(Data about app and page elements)

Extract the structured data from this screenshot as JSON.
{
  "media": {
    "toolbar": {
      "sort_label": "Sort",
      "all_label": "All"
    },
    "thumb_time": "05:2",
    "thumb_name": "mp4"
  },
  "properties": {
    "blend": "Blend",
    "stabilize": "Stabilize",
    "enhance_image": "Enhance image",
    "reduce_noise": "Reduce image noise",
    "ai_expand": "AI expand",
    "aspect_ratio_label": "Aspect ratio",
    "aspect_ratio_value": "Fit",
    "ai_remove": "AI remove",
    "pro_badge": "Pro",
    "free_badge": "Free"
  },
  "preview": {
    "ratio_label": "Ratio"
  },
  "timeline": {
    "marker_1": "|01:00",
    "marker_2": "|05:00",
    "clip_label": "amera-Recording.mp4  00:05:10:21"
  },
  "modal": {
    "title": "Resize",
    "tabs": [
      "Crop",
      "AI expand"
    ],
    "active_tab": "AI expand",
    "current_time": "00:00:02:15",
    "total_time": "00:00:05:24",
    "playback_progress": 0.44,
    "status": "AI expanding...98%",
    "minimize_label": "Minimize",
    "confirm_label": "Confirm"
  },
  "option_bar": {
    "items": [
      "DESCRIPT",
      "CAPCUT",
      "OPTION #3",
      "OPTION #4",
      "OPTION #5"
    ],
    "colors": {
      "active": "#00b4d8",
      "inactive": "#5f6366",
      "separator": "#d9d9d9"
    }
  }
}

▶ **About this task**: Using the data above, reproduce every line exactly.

▶ **Solution**:
Extract the structured data from this screenshot as JSON.
{
  "media": {
    "toolbar": {
      "sort_label": "Sort",
      "all_label": "All"
    },
    "thumb_time": "05:2",
    "thumb_name": "mp4"
  },
  "properties": {
    "blend": "Blend",
    "stabilize": "Stabilize",
    "enhance_image": "Enhance image",
    "reduce_noise": "Reduce image noise",
    "ai_expand": "AI expand",
    "aspect_ratio_label": "Aspect ratio",
    "aspect_ratio_value": "Fit",
    "ai_remove": "AI remove",
    "pro_badge": "Pro",
    "free_badge": "Free"
  },
  "preview": {
    "ratio_label": "Ratio"
  },
  "timeline": {
    "marker_1": "|01:00",
    "marker_2": "|05:00",
    "clip_label": "amera-Recording.mp4  00:05:10:21"
  },
  "modal": {
    "title": "Resize",
    "tabs": [
      "Crop",
      "AI expand"
    ],
    "active_tab": "AI expand",
    "current_time": "00:00:02:15",
    "total_time": "00:00:05:24",
    "playback_progress": 0.44,
    "status": "AI expanding...98%",
    "minimize_label": "Minimize",
    "confirm_label": "Confirm"
  },
  "option_bar": {
    "items": [
      "DESCRIPT",
      "CAPCUT",
      "OPTION #3",
      "OPTION #4",
      "OPTION #5"
    ],
    "colors": {
      "active": "#00b4d8",
      "inactive": "#5f6366",
      "separator": "#d9d9d9"
    }
  }
}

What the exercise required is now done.